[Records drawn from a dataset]
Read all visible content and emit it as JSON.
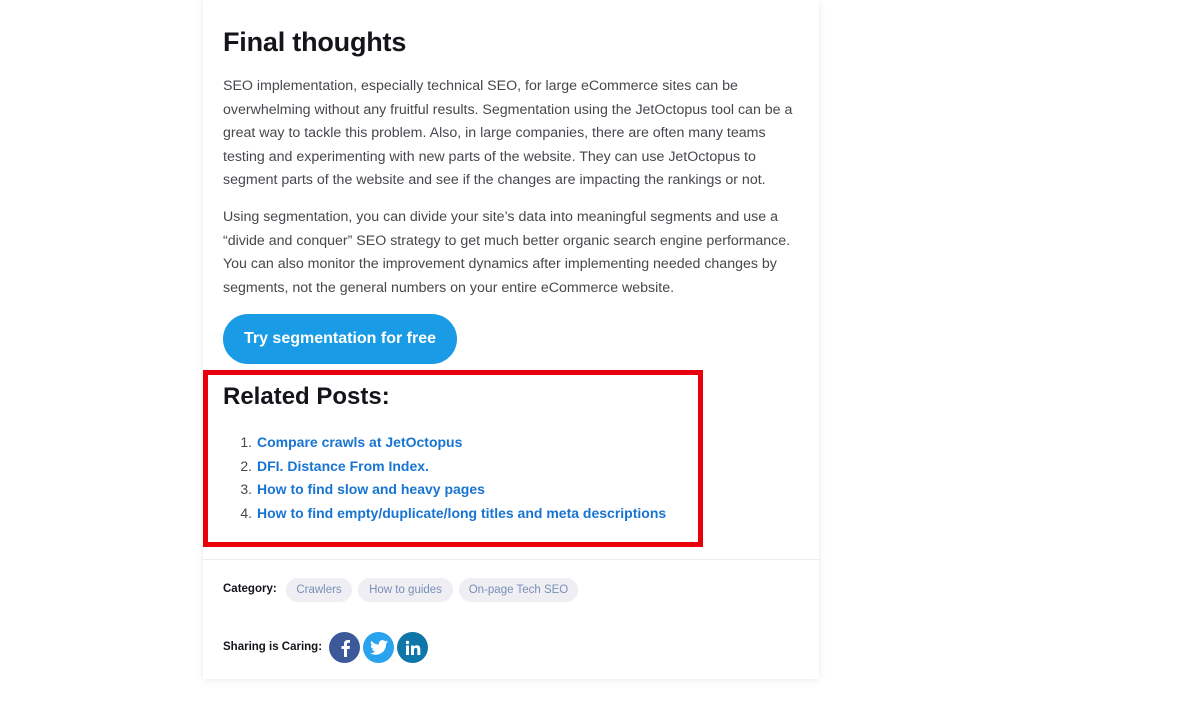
{
  "article": {
    "heading": "Final thoughts",
    "paragraphs": [
      "SEO implementation, especially technical SEO, for large eCommerce sites can be overwhelming without any fruitful results. Segmentation using the JetOctopus tool can be a great way to tackle this problem.  Also, in large companies, there are often many teams testing and experimenting with new parts of the website. They can use JetOctopus to segment parts of the website and see if the changes are impacting the rankings or not.",
      "Using segmentation, you can divide your site’s data into meaningful segments and use a “divide and conquer” SEO strategy to get much better organic search engine performance. You can also monitor the improvement dynamics after implementing needed changes by segments, not the general numbers on your entire eCommerce website."
    ],
    "cta_label": "Try segmentation for free"
  },
  "related": {
    "heading": "Related Posts:",
    "items": [
      {
        "num": "1.",
        "label": "Compare crawls at JetOctopus"
      },
      {
        "num": "2.",
        "label": "DFI. Distance From Index."
      },
      {
        "num": "3.",
        "label": "How to find slow and heavy pages"
      },
      {
        "num": "4.",
        "label": "How to find empty/duplicate/long titles and meta descriptions"
      }
    ]
  },
  "footer": {
    "category_label": "Category:",
    "tags": [
      "Crawlers",
      "How to guides",
      "On-page Tech SEO"
    ],
    "sharing_label": "Sharing is Caring:",
    "social_icons": [
      "facebook-icon",
      "twitter-icon",
      "linkedin-icon"
    ]
  },
  "colors": {
    "accent_button": "#1a9be6",
    "link": "#1874d2",
    "highlight_border": "#e8000b",
    "facebook": "#3c5a99",
    "twitter": "#2aa3ef",
    "linkedin": "#0e76a8"
  }
}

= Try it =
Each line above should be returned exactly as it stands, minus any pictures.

= Expected answer =
Read all visible content and emit it as JSON.
{
  "article": {
    "heading": "Final thoughts",
    "paragraphs": [
      "SEO implementation, especially technical SEO, for large eCommerce sites can be overwhelming without any fruitful results. Segmentation using the JetOctopus tool can be a great way to tackle this problem.  Also, in large companies, there are often many teams testing and experimenting with new parts of the website. They can use JetOctopus to segment parts of the website and see if the changes are impacting the rankings or not.",
      "Using segmentation, you can divide your site’s data into meaningful segments and use a “divide and conquer” SEO strategy to get much better organic search engine performance. You can also monitor the improvement dynamics after implementing needed changes by segments, not the general numbers on your entire eCommerce website."
    ],
    "cta_label": "Try segmentation for free"
  },
  "related": {
    "heading": "Related Posts:",
    "items": [
      {
        "num": "1.",
        "label": "Compare crawls at JetOctopus"
      },
      {
        "num": "2.",
        "label": "DFI. Distance From Index."
      },
      {
        "num": "3.",
        "label": "How to find slow and heavy pages"
      },
      {
        "num": "4.",
        "label": "How to find empty/duplicate/long titles and meta descriptions"
      }
    ]
  },
  "footer": {
    "category_label": "Category:",
    "tags": [
      "Crawlers",
      "How to guides",
      "On-page Tech SEO"
    ],
    "sharing_label": "Sharing is Caring:",
    "social_icons": [
      "facebook-icon",
      "twitter-icon",
      "linkedin-icon"
    ]
  },
  "colors": {
    "accent_button": "#1a9be6",
    "link": "#1874d2",
    "highlight_border": "#e8000b",
    "facebook": "#3c5a99",
    "twitter": "#2aa3ef",
    "linkedin": "#0e76a8"
  }
}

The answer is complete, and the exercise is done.